So who are the Wicked Tinkers? Virtually unheard of on my side of the pond. Well, this is the band’s third album, and they are: Aaron Shaw on Highland bagpipes, Scottish small pipes, chanter, trump (jaw harp), and vocals; Wayne Belger on Bronze Age Irish horn, bodhran and backing vocals; Warren Casey makes up half of the thumping and banging department on bass tapan, bodhran, darabukka, whistle, and backing vocals; along with Keith Jones on snare drums, djembe, bongos, timbale and backing vocals. All of them hail from the Los Angeles, California. Recording them must have been a technical nightmare, but Scott Fraser at Architecture in L.A. has done a good job.
On this album you have what the Wicked Tinkers call Gaelic bagpipe music, not the refined playing of a normal pipe band, but their own version of what the ancient tribal bands might have been like. It’s the sort of sound you might have heard at Scottish weddings, ceilidhs, or around the campfires of a highland raiding party. Before playing the album, on reading the sleeve notes, I wondered how the hell they could make an album consisting of a bent piece of Irish plumbing (that does not even have a mouth piece!), Highland bagpipes and some drums even remotely entertaining to anyone other than a Scotsman. Well I am here to tell you they have! The repertoire depends mainly on tunes from the Scottish Highlands. Jigs and reels, strathspeys, marching and battle tunes, mixed in with some Irish reels and a slow aire, plus a lament. There is just one song on the album, ‘I Will Go’, blended in with the tune to ‘Hey Johnny Cope’. The set comes to an end with the funeral march “Lochaber No More.”
The eponymous track “Wicked Tinkers” is a set of four tunes consisting of a couple of contemporary works such as “Farewell to Whiskey” by Michael Mullen and “The Wicked Tinkers” and “Donald Varella’s Jig” named after the author. “Percussion Suite” after a fade-in, has what I think is a short song by Warren in Macedonian or Bulgarian, but whatever it is, it sounds okay.
I am the first to admit that bagpipes may not be to everybody’s taste, but I defy anyone to keep their feet still when the penultimate “Reel Jam” kicks in after “Piobaireachd” (lament for Donald Duaghal MacKay, trad). It is a collection of favorites like “Sleepy Maggie,” “Sugar Merchant,” “High Road to Linton,” “Jock Wilson’s Ball” and more. But of course the album has to end with a set headed by “Flower of Scotland” by Roy Williamson and the traditional tune “Black Bear,” two of my all time favourites!

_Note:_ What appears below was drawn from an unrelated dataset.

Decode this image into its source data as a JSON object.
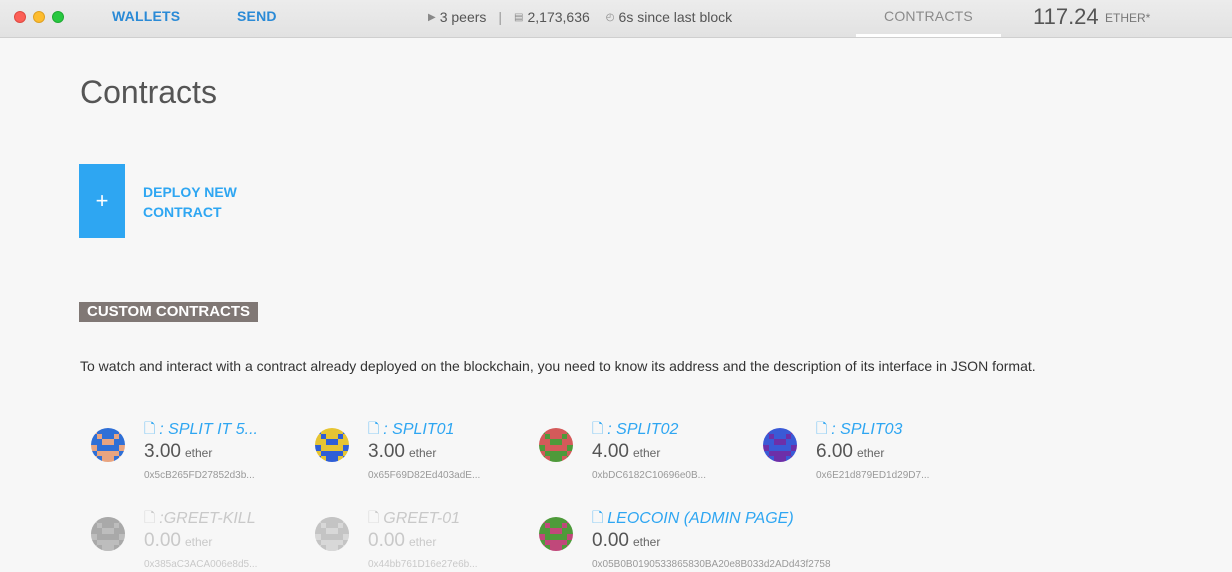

When in Edinburgh, I once asked a similar sounding band “Where do you practice?” their reply was “Och, never the same place twice!” If you are a fan of Deaf Shepherd or such like, you must get this album. Wicked Tinkers are obviously fun loving guys and have produced a great album here. Even if you think you do not like pipe music, this could well change your mind. Pour yourself a glass of single malt Scotch whiskey, sit back and let the music sink in.
(Thistle Pricks, 2002)